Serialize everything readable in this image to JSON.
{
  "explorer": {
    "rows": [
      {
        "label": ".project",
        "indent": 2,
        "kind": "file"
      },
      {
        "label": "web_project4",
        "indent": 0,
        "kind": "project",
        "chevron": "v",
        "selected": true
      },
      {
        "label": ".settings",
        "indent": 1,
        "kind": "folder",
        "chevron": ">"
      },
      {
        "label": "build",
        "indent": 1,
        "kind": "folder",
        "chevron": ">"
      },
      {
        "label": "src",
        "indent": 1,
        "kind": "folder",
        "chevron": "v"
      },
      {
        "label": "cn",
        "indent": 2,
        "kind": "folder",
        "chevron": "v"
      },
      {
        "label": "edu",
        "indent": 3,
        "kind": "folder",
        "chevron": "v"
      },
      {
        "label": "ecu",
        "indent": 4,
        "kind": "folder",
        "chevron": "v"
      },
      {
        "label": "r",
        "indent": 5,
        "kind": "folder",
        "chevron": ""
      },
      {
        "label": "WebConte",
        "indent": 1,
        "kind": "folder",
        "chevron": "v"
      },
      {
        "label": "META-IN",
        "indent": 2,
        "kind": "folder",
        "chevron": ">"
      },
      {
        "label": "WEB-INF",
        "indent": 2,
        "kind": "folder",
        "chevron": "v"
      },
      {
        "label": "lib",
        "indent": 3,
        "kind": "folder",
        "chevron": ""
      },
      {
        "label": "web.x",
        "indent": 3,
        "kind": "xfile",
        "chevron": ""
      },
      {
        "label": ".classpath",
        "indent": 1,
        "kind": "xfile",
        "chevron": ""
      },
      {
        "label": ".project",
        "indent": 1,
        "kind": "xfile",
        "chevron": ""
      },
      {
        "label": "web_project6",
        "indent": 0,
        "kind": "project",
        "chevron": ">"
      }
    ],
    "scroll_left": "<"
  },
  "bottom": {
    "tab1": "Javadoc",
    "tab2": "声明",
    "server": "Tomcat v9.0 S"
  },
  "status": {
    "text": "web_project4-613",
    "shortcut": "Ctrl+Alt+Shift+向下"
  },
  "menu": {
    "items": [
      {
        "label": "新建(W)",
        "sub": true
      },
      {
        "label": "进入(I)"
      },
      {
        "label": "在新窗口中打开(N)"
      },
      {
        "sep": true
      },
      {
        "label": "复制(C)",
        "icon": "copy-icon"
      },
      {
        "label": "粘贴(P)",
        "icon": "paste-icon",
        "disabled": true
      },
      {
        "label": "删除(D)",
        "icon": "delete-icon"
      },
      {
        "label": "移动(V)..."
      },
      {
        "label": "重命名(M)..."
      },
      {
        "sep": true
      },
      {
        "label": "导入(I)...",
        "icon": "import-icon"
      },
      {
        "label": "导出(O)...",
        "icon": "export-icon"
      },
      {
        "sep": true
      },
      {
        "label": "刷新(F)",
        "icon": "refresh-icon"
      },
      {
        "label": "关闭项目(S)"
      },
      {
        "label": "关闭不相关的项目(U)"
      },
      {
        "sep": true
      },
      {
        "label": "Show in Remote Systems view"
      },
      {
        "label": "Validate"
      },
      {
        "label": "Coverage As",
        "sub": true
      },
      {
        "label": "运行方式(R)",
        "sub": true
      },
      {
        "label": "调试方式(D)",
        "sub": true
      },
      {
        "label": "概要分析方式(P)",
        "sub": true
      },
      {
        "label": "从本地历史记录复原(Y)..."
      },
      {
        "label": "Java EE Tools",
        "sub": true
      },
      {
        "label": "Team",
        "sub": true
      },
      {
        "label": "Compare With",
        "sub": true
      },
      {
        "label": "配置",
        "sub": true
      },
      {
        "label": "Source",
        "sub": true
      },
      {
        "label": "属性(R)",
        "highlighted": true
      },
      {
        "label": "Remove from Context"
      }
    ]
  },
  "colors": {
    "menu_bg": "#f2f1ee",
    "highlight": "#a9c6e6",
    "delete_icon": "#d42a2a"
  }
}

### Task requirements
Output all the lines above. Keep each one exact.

### Answer to this exercise
Serialize everything readable in this image to JSON.
{
  "explorer": {
    "rows": [
      {
        "label": ".project",
        "indent": 2,
        "kind": "file"
      },
      {
        "label": "web_project4",
        "indent": 0,
        "kind": "project",
        "chevron": "v",
        "selected": true
      },
      {
        "label": ".settings",
        "indent": 1,
        "kind": "folder",
        "chevron": ">"
      },
      {
        "label": "build",
        "indent": 1,
        "kind": "folder",
        "chevron": ">"
      },
      {
        "label": "src",
        "indent": 1,
        "kind": "folder",
        "chevron": "v"
      },
      {
        "label": "cn",
        "indent": 2,
        "kind": "folder",
        "chevron": "v"
      },
      {
        "label": "edu",
        "indent": 3,
        "kind": "folder",
        "chevron": "v"
      },
      {
        "label": "ecu",
        "indent": 4,
        "kind": "folder",
        "chevron": "v"
      },
      {
        "label": "r",
        "indent": 5,
        "kind": "folder",
        "chevron": ""
      },
      {
        "label": "WebConte",
        "indent": 1,
        "kind": "folder",
        "chevron": "v"
      },
      {
        "label": "META-IN",
        "indent": 2,
        "kind": "folder",
        "chevron": ">"
      },
      {
        "label": "WEB-INF",
        "indent": 2,
        "kind": "folder",
        "chevron": "v"
      },
      {
        "label": "lib",
        "indent": 3,
        "kind": "folder",
        "chevron": ""
      },
      {
        "label": "web.x",
        "indent": 3,
        "kind": "xfile",
        "chevron": ""
      },
      {
        "label": ".classpath",
        "indent": 1,
        "kind": "xfile",
        "chevron": ""
      },
      {
        "label": ".project",
        "indent": 1,
        "kind": "xfile",
        "chevron": ""
      },
      {
        "label": "web_project6",
        "indent": 0,
        "kind": "project",
        "chevron": ">"
      }
    ],
    "scroll_left": "<"
  },
  "bottom": {
    "tab1": "Javadoc",
    "tab2": "声明",
    "server": "Tomcat v9.0 S"
  },
  "status": {
    "text": "web_project4-613",
    "shortcut": "Ctrl+Alt+Shift+向下"
  },
  "menu": {
    "items": [
      {
        "label": "新建(W)",
        "sub": true
      },
      {
        "label": "进入(I)"
      },
      {
        "label": "在新窗口中打开(N)"
      },
      {
        "sep": true
      },
      {
        "label": "复制(C)",
        "icon": "copy-icon"
      },
      {
        "label": "粘贴(P)",
        "icon": "paste-icon",
        "disabled": true
      },
      {
        "label": "删除(D)",
        "icon": "delete-icon"
      },
      {
        "label": "移动(V)..."
      },
      {
        "label": "重命名(M)..."
      },
      {
        "sep": true
      },
      {
        "label": "导入(I)...",
        "icon": "import-icon"
      },
      {
        "label": "导出(O)...",
        "icon": "export-icon"
      },
      {
        "sep": true
      },
      {
        "label": "刷新(F)",
        "icon": "refresh-icon"
      },
      {
        "label": "关闭项目(S)"
      },
      {
        "label": "关闭不相关的项目(U)"
      },
      {
        "sep": true
      },
      {
        "label": "Show in Remote Systems view"
      },
      {
        "label": "Validate"
      },
      {
        "label": "Coverage As",
        "sub": true
      },
      {
        "label": "运行方式(R)",
        "sub": true
      },
      {
        "label": "调试方式(D)",
        "sub": true
      },
      {
        "label": "概要分析方式(P)",
        "sub": true
      },
      {
        "label": "从本地历史记录复原(Y)..."
      },
      {
        "label": "Java EE Tools",
        "sub": true
      },
      {
        "label": "Team",
        "sub": true
      },
      {
        "label": "Compare With",
        "sub": true
      },
      {
        "label": "配置",
        "sub": true
      },
      {
        "label": "Source",
        "sub": true
      },
      {
        "label": "属性(R)",
        "highlighted": true
      },
      {
        "label": "Remove from Context"
      }
    ]
  },
  "colors": {
    "menu_bg": "#f2f1ee",
    "highlight": "#a9c6e6",
    "delete_icon": "#d42a2a"
  }
}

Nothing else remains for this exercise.